What is needed: Retype every line of the records exactly.

Dataset entries:
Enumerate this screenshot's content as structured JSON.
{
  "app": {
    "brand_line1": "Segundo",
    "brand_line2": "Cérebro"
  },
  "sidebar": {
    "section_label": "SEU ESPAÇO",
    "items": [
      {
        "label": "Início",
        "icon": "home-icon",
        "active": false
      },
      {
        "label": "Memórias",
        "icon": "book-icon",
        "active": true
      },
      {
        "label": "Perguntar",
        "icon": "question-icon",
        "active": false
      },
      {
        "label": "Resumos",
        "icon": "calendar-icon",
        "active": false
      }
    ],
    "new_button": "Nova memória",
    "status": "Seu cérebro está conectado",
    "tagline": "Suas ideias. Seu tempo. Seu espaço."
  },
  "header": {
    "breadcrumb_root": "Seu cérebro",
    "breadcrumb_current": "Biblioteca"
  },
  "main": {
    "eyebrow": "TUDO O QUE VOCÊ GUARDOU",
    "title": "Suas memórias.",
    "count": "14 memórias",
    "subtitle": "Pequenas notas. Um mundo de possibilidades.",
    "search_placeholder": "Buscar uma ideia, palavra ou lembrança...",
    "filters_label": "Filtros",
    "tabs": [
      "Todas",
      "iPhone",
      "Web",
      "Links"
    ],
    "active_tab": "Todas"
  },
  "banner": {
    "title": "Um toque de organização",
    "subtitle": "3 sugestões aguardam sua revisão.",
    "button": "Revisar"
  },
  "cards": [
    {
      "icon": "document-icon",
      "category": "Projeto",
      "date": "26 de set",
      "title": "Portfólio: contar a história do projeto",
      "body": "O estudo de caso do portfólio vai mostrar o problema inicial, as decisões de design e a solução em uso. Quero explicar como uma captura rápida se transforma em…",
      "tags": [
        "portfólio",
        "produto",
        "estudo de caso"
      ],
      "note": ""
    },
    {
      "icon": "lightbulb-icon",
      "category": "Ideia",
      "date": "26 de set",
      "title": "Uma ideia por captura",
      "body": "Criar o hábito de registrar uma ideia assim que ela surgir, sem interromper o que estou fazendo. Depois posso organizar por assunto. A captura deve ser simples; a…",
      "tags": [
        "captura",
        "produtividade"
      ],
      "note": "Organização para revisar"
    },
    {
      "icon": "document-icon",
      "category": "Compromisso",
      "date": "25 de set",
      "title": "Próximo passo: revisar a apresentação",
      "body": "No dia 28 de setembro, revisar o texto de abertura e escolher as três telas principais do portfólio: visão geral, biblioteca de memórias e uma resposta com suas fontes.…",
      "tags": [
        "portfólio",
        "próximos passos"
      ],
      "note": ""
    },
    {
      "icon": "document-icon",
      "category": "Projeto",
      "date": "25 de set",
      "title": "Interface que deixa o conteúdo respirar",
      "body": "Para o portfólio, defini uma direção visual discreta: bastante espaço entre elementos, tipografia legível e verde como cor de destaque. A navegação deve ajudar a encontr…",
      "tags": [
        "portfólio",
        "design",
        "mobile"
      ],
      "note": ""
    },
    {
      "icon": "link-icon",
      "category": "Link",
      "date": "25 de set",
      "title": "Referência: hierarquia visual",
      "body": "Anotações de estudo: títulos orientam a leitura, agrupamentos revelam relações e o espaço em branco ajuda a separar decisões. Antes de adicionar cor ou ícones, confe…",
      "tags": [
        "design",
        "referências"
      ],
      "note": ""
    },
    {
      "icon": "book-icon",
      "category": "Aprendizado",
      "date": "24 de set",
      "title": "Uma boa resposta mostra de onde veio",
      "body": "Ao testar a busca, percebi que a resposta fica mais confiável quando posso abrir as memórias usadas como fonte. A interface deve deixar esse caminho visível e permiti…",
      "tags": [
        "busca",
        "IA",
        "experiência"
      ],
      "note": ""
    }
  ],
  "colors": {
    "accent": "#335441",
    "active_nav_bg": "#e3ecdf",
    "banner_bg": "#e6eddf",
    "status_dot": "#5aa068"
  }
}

Output below:
Enumerate this screenshot's content as structured JSON.
{
  "app": {
    "brand_line1": "Segundo",
    "brand_line2": "Cérebro"
  },
  "sidebar": {
    "section_label": "SEU ESPAÇO",
    "items": [
      {
        "label": "Início",
        "icon": "home-icon",
        "active": false
      },
      {
        "label": "Memórias",
        "icon": "book-icon",
        "active": true
      },
      {
        "label": "Perguntar",
        "icon": "question-icon",
        "active": false
      },
      {
        "label": "Resumos",
        "icon": "calendar-icon",
        "active": false
      }
    ],
    "new_button": "Nova memória",
    "status": "Seu cérebro está conectado",
    "tagline": "Suas ideias. Seu tempo. Seu espaço."
  },
  "header": {
    "breadcrumb_root": "Seu cérebro",
    "breadcrumb_current": "Biblioteca"
  },
  "main": {
    "eyebrow": "TUDO O QUE VOCÊ GUARDOU",
    "title": "Suas memórias.",
    "count": "14 memórias",
    "subtitle": "Pequenas notas. Um mundo de possibilidades.",
    "search_placeholder": "Buscar uma ideia, palavra ou lembrança...",
    "filters_label": "Filtros",
    "tabs": [
      "Todas",
      "iPhone",
      "Web",
      "Links"
    ],
    "active_tab": "Todas"
  },
  "banner": {
    "title": "Um toque de organização",
    "subtitle": "3 sugestões aguardam sua revisão.",
    "button": "Revisar"
  },
  "cards": [
    {
      "icon": "document-icon",
      "category": "Projeto",
      "date": "26 de set",
      "title": "Portfólio: contar a história do projeto",
      "body": "O estudo de caso do portfólio vai mostrar o problema inicial, as decisões de design e a solução em uso. Quero explicar como uma captura rápida se transforma em…",
      "tags": [
        "portfólio",
        "produto",
        "estudo de caso"
      ],
      "note": ""
    },
    {
      "icon": "lightbulb-icon",
      "category": "Ideia",
      "date": "26 de set",
      "title": "Uma ideia por captura",
      "body": "Criar o hábito de registrar uma ideia assim que ela surgir, sem interromper o que estou fazendo. Depois posso organizar por assunto. A captura deve ser simples; a…",
      "tags": [
        "captura",
        "produtividade"
      ],
      "note": "Organização para revisar"
    },
    {
      "icon": "document-icon",
      "category": "Compromisso",
      "date": "25 de set",
      "title": "Próximo passo: revisar a apresentação",
      "body": "No dia 28 de setembro, revisar o texto de abertura e escolher as três telas principais do portfólio: visão geral, biblioteca de memórias e uma resposta com suas fontes.…",
      "tags": [
        "portfólio",
        "próximos passos"
      ],
      "note": ""
    },
    {
      "icon": "document-icon",
      "category": "Projeto",
      "date": "25 de set",
      "title": "Interface que deixa o conteúdo respirar",
      "body": "Para o portfólio, defini uma direção visual discreta: bastante espaço entre elementos, tipografia legível e verde como cor de destaque. A navegação deve ajudar a encontr…",
      "tags": [
        "portfólio",
        "design",
        "mobile"
      ],
      "note": ""
    },
    {
      "icon": "link-icon",
      "category": "Link",
      "date": "25 de set",
      "title": "Referência: hierarquia visual",
      "body": "Anotações de estudo: títulos orientam a leitura, agrupamentos revelam relações e o espaço em branco ajuda a separar decisões. Antes de adicionar cor ou ícones, confe…",
      "tags": [
        "design",
        "referências"
      ],
      "note": ""
    },
    {
      "icon": "book-icon",
      "category": "Aprendizado",
      "date": "24 de set",
      "title": "Uma boa resposta mostra de onde veio",
      "body": "Ao testar a busca, percebi que a resposta fica mais confiável quando posso abrir as memórias usadas como fonte. A interface deve deixar esse caminho visível e permiti…",
      "tags": [
        "busca",
        "IA",
        "experiência"
      ],
      "note": ""
    }
  ],
  "colors": {
    "accent": "#335441",
    "active_nav_bg": "#e3ecdf",
    "banner_bg": "#e6eddf",
    "status_dot": "#5aa068"
  }
}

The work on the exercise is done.